§ ASSIGNMENT: Filter the lines below, copying only those with the string "this".

§ DATA PROVIDED:
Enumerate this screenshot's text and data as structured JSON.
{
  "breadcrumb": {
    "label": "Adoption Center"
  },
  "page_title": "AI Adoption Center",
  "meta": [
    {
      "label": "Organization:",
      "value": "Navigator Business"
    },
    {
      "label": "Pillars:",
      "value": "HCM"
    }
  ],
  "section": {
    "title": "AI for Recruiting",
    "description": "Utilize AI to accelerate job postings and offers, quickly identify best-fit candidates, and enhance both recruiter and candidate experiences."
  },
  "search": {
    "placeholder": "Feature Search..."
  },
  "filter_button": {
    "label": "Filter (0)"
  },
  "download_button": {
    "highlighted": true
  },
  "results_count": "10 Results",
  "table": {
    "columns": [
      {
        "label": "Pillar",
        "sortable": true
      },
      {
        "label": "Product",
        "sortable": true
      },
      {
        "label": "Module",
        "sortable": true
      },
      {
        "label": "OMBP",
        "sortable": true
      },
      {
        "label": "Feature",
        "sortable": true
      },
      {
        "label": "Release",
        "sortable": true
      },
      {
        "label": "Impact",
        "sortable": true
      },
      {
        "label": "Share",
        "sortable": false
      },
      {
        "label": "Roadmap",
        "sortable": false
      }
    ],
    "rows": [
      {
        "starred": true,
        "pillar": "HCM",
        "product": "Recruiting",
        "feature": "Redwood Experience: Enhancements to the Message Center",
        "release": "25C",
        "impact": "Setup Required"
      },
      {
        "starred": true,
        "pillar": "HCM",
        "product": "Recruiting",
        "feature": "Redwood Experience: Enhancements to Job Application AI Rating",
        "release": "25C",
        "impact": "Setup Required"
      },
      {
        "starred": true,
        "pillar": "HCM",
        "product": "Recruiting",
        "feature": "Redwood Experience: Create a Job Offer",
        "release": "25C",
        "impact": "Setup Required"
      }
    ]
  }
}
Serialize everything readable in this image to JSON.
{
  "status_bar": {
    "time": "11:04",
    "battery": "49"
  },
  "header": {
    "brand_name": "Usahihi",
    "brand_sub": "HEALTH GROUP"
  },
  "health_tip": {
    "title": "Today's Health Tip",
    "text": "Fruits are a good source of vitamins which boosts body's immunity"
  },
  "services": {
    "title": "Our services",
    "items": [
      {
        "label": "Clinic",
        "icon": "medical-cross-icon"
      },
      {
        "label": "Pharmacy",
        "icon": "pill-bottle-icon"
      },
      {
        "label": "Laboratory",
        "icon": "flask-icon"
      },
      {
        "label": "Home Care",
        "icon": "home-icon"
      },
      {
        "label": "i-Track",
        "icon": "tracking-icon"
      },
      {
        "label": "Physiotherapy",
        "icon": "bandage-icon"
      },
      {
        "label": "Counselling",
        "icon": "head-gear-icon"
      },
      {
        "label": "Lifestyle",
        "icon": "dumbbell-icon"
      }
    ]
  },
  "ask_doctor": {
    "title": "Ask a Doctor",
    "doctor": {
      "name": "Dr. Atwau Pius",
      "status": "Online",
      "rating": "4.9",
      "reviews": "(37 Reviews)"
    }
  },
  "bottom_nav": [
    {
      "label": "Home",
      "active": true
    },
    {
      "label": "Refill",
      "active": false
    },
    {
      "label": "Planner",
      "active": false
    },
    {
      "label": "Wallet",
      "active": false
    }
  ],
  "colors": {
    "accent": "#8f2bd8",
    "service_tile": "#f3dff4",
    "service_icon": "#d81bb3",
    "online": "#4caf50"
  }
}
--
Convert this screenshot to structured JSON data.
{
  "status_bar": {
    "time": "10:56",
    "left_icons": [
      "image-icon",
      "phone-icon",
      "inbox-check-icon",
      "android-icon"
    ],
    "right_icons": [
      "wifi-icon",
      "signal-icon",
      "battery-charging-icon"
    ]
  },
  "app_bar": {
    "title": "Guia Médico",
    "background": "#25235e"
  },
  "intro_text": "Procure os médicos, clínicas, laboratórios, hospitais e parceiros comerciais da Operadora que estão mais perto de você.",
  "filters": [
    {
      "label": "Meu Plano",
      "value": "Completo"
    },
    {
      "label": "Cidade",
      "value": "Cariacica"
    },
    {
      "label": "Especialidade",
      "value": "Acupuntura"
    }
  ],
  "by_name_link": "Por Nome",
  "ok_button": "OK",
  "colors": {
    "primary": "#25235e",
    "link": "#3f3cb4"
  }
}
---
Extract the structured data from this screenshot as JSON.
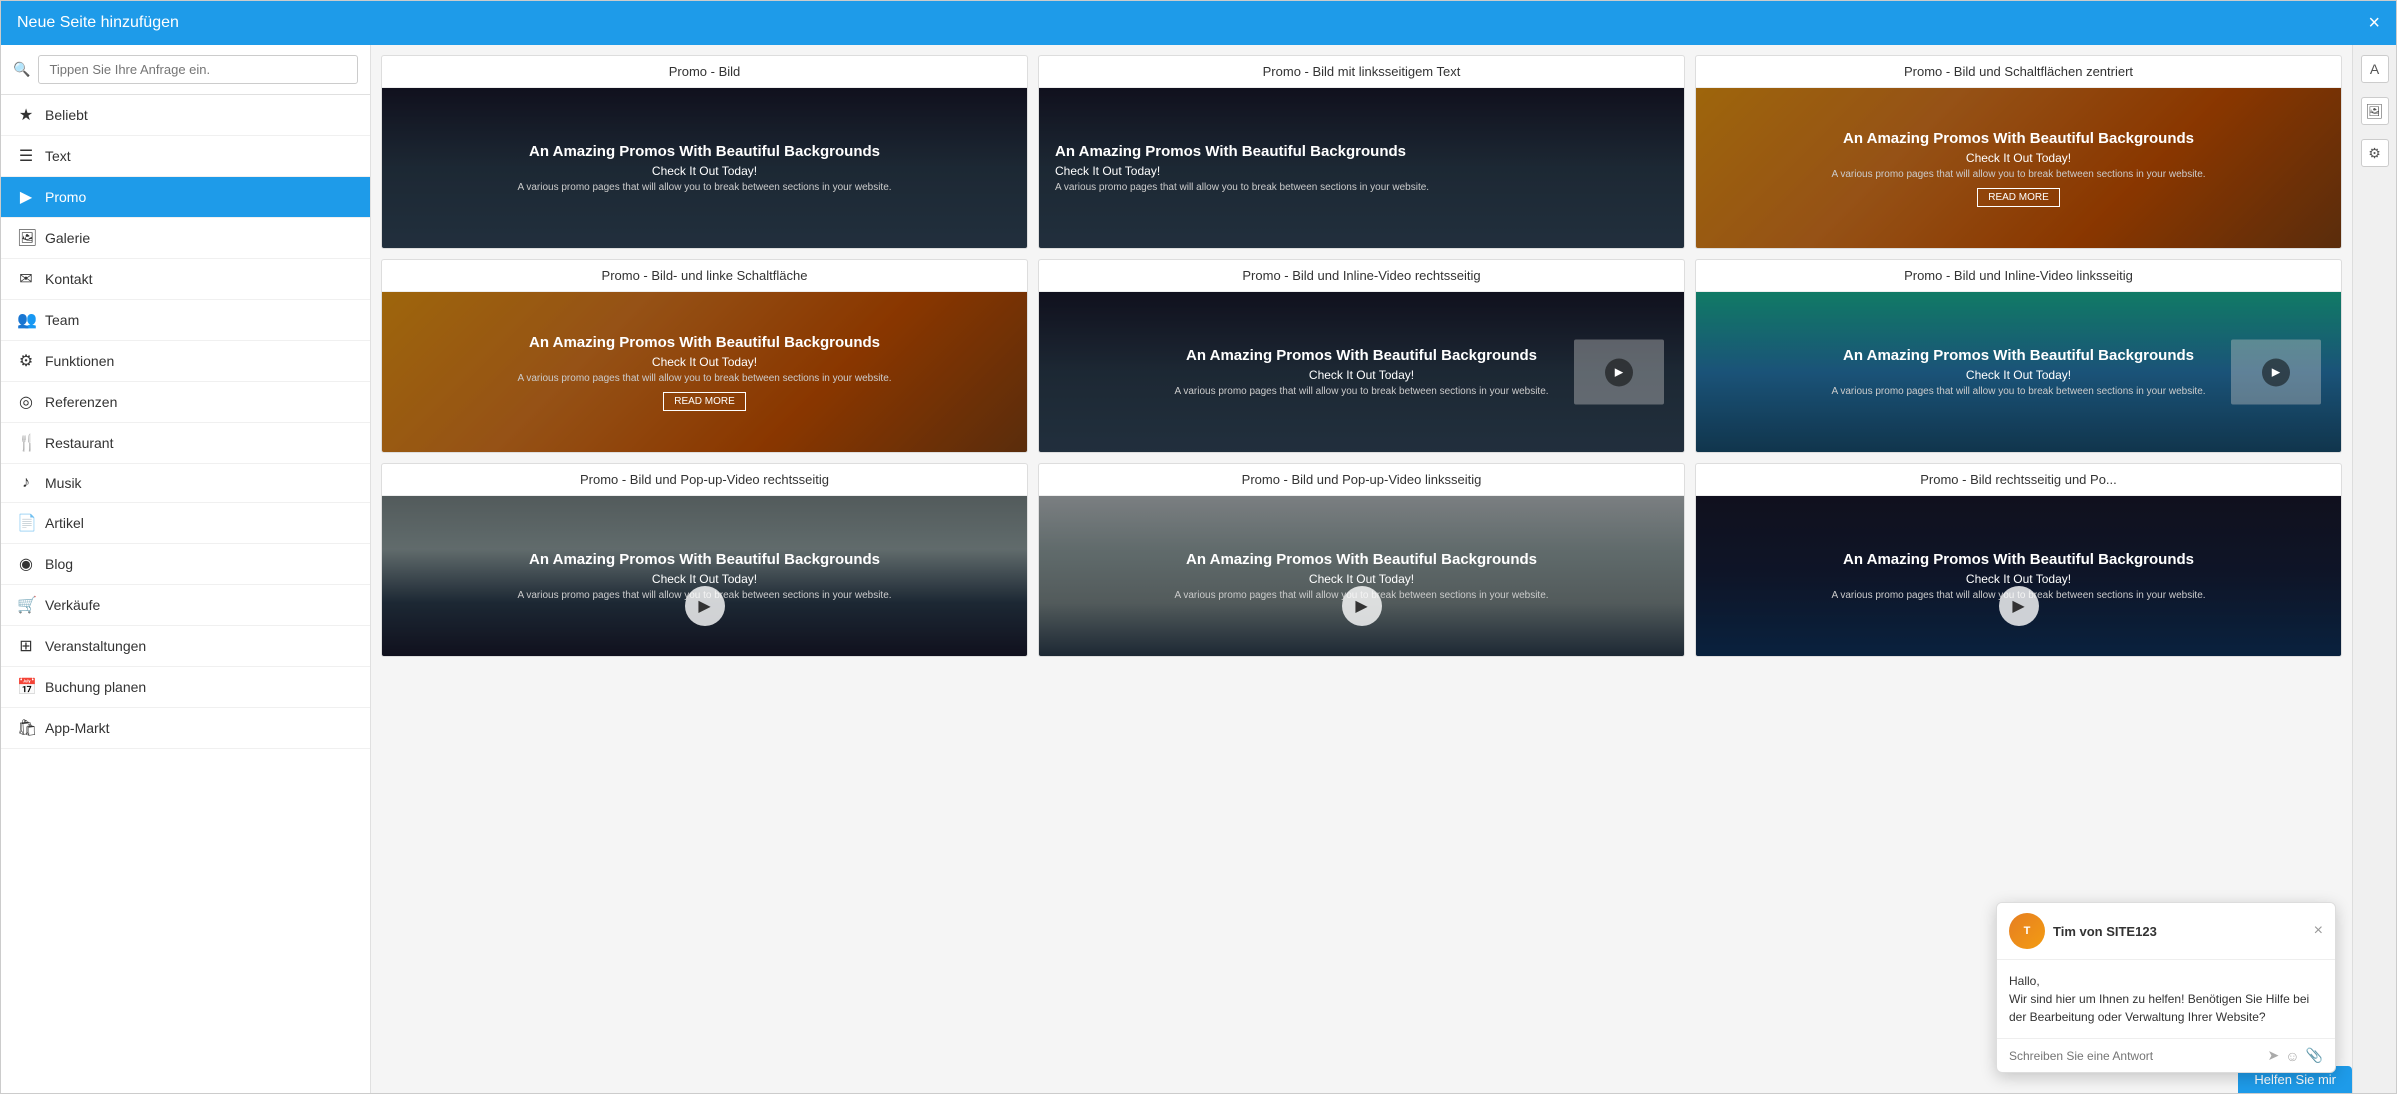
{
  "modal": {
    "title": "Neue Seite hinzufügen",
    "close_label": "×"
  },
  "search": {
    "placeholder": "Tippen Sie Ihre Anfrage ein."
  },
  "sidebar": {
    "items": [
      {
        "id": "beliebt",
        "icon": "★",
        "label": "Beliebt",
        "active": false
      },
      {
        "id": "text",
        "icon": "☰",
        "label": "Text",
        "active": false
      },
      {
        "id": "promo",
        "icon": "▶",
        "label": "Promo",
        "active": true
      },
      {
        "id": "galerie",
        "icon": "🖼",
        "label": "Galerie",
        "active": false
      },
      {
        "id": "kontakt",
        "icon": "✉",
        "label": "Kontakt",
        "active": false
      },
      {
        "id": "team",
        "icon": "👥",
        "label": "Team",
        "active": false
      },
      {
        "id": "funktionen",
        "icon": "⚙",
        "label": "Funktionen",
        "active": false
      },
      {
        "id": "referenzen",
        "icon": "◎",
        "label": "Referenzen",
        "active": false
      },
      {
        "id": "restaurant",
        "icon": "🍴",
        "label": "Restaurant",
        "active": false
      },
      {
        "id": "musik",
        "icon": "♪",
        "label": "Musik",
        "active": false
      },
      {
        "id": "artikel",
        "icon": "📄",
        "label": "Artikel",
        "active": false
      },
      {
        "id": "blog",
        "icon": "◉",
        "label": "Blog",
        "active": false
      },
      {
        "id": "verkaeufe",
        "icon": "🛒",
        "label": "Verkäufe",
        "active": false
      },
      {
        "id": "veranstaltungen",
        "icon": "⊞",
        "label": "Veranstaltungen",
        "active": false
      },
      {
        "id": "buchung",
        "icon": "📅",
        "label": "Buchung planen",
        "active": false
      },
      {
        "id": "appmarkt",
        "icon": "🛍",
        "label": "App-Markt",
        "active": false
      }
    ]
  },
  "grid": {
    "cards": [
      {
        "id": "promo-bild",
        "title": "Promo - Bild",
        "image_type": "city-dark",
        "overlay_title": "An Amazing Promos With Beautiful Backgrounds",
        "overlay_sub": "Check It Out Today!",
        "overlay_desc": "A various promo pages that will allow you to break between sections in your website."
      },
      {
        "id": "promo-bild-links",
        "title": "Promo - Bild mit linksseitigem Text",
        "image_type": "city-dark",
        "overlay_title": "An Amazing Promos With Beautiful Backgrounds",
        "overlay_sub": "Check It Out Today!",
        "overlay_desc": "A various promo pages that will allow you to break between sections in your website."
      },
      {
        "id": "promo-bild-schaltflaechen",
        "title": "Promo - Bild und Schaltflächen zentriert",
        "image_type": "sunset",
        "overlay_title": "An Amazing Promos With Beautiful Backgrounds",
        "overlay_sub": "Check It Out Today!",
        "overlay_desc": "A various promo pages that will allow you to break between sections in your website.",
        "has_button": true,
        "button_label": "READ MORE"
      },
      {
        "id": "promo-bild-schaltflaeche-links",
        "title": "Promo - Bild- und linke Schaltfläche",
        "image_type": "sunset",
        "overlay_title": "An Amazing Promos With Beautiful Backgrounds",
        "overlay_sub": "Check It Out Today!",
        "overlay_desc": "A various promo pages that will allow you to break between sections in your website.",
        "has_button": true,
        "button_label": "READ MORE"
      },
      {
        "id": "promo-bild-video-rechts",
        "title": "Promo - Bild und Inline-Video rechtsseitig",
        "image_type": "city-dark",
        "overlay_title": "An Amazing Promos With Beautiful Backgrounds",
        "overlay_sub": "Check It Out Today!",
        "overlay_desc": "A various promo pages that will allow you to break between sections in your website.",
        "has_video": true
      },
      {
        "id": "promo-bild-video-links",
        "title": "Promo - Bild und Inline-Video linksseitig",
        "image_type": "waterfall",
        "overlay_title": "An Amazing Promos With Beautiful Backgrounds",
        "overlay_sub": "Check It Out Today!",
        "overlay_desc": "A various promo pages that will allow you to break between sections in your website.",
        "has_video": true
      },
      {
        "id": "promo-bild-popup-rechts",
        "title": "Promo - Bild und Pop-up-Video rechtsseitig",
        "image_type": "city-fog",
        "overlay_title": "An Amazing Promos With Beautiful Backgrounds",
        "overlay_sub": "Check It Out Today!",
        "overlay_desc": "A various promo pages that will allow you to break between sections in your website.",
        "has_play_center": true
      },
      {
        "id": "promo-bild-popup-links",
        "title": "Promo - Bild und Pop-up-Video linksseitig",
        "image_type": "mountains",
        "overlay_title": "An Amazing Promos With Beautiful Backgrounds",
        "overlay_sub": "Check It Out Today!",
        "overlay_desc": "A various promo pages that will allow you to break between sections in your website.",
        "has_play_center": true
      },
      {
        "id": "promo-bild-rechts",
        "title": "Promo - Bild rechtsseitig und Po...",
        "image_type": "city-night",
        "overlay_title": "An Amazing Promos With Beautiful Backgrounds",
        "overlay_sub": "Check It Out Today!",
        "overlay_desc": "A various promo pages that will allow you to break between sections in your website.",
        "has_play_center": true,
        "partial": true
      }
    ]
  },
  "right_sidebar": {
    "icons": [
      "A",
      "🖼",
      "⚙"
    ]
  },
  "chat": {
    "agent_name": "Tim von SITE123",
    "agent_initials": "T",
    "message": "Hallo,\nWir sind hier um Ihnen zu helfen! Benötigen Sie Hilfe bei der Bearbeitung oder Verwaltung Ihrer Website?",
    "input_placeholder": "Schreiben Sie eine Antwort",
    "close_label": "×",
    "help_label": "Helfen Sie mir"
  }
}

§ EXERCISE SOLUTION:
Enumerate this screenshot's text and data as structured JSON.
Serialize everything readable in this image to JSON.
Convert this screenshot to structured JSON data.
Extract the structured data from this screenshot as JSON.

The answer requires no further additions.